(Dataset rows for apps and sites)
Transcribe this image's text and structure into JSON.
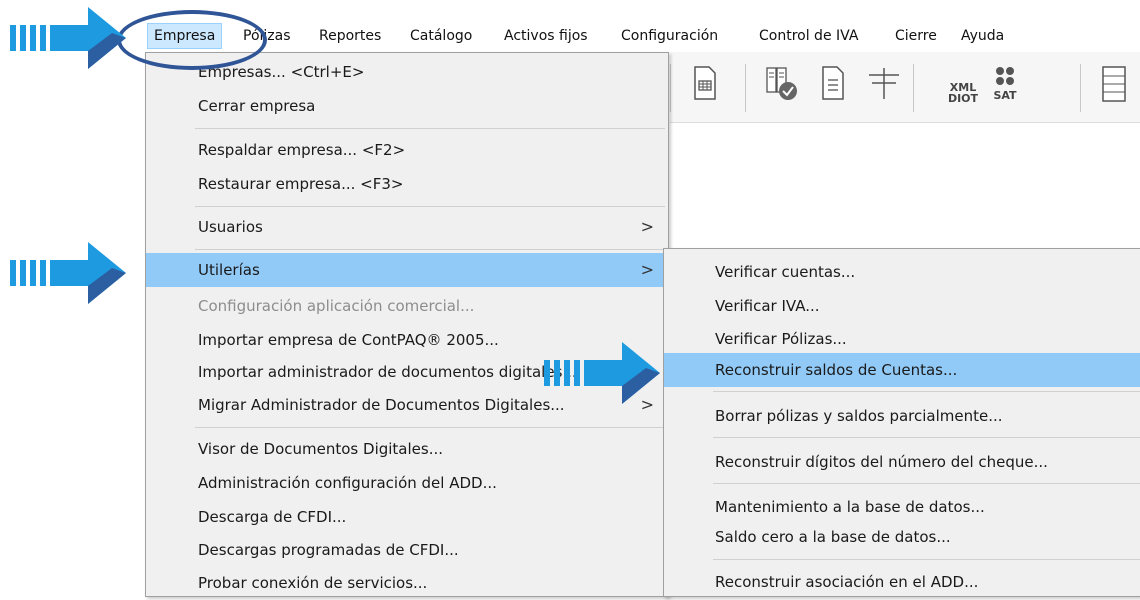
{
  "menubar": {
    "items": [
      "Empresa",
      "Pólizas",
      "Reportes",
      "Catálogo",
      "Activos fijos",
      "Configuración",
      "Control de IVA",
      "Cierre",
      "Ayuda"
    ],
    "active": "Empresa"
  },
  "toolbar": {
    "icons": [
      "table-icon",
      "documents-check-icon",
      "list-document-icon",
      "ledger-t-icon",
      "xml-diot-icon",
      "sat-icon",
      "ledger-icon"
    ],
    "xml_label": "XML",
    "diot_label": "DIOT",
    "sat_label": "SAT"
  },
  "empresa_menu": {
    "items": [
      {
        "label": "Empresas... <Ctrl+E>"
      },
      {
        "label": "Cerrar empresa"
      },
      {
        "label": "Respaldar empresa... <F2>"
      },
      {
        "label": "Restaurar empresa... <F3>"
      },
      {
        "label": "Usuarios",
        "submenu": true
      },
      {
        "label": "Utilerías",
        "submenu": true,
        "highlighted": true
      },
      {
        "label": "Configuración aplicación comercial...",
        "disabled": true
      },
      {
        "label": "Importar empresa de ContPAQ® 2005..."
      },
      {
        "label": "Importar administrador de documentos digitales..."
      },
      {
        "label": "Migrar Administrador de Documentos Digitales...",
        "submenu": true
      },
      {
        "label": "Visor de Documentos Digitales..."
      },
      {
        "label": "Administración configuración del ADD..."
      },
      {
        "label": "Descarga de CFDI..."
      },
      {
        "label": "Descargas programadas de CFDI..."
      },
      {
        "label": "Probar conexión de servicios..."
      }
    ],
    "arrow": ">"
  },
  "utilerias_submenu": {
    "items": [
      {
        "label": "Verificar cuentas..."
      },
      {
        "label": "Verificar IVA..."
      },
      {
        "label": "Verificar Pólizas..."
      },
      {
        "label": "Reconstruir saldos de Cuentas...",
        "highlighted": true
      },
      {
        "label": "Borrar pólizas y saldos parcialmente..."
      },
      {
        "label": "Reconstruir dígitos del número del cheque..."
      },
      {
        "label": "Mantenimiento a la base de datos..."
      },
      {
        "label": "Saldo cero a la base de datos..."
      },
      {
        "label": "Reconstruir asociación en el ADD..."
      }
    ]
  },
  "colors": {
    "highlight": "#91c9f7",
    "menu_bg": "#f0f0f0",
    "callout_blue": "#1e9be0",
    "callout_dark": "#2f5597"
  }
}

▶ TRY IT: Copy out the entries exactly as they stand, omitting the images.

▶ ANSWER SECTION:
Transcribe this image's text and structure into JSON.
{
  "menubar": {
    "items": [
      "Empresa",
      "Pólizas",
      "Reportes",
      "Catálogo",
      "Activos fijos",
      "Configuración",
      "Control de IVA",
      "Cierre",
      "Ayuda"
    ],
    "active": "Empresa"
  },
  "toolbar": {
    "icons": [
      "table-icon",
      "documents-check-icon",
      "list-document-icon",
      "ledger-t-icon",
      "xml-diot-icon",
      "sat-icon",
      "ledger-icon"
    ],
    "xml_label": "XML",
    "diot_label": "DIOT",
    "sat_label": "SAT"
  },
  "empresa_menu": {
    "items": [
      {
        "label": "Empresas... <Ctrl+E>"
      },
      {
        "label": "Cerrar empresa"
      },
      {
        "label": "Respaldar empresa... <F2>"
      },
      {
        "label": "Restaurar empresa... <F3>"
      },
      {
        "label": "Usuarios",
        "submenu": true
      },
      {
        "label": "Utilerías",
        "submenu": true,
        "highlighted": true
      },
      {
        "label": "Configuración aplicación comercial...",
        "disabled": true
      },
      {
        "label": "Importar empresa de ContPAQ® 2005..."
      },
      {
        "label": "Importar administrador de documentos digitales..."
      },
      {
        "label": "Migrar Administrador de Documentos Digitales...",
        "submenu": true
      },
      {
        "label": "Visor de Documentos Digitales..."
      },
      {
        "label": "Administración configuración del ADD..."
      },
      {
        "label": "Descarga de CFDI..."
      },
      {
        "label": "Descargas programadas de CFDI..."
      },
      {
        "label": "Probar conexión de servicios..."
      }
    ],
    "arrow": ">"
  },
  "utilerias_submenu": {
    "items": [
      {
        "label": "Verificar cuentas..."
      },
      {
        "label": "Verificar IVA..."
      },
      {
        "label": "Verificar Pólizas..."
      },
      {
        "label": "Reconstruir saldos de Cuentas...",
        "highlighted": true
      },
      {
        "label": "Borrar pólizas y saldos parcialmente..."
      },
      {
        "label": "Reconstruir dígitos del número del cheque..."
      },
      {
        "label": "Mantenimiento a la base de datos..."
      },
      {
        "label": "Saldo cero a la base de datos..."
      },
      {
        "label": "Reconstruir asociación en el ADD..."
      }
    ]
  },
  "colors": {
    "highlight": "#91c9f7",
    "menu_bg": "#f0f0f0",
    "callout_blue": "#1e9be0",
    "callout_dark": "#2f5597"
  }
}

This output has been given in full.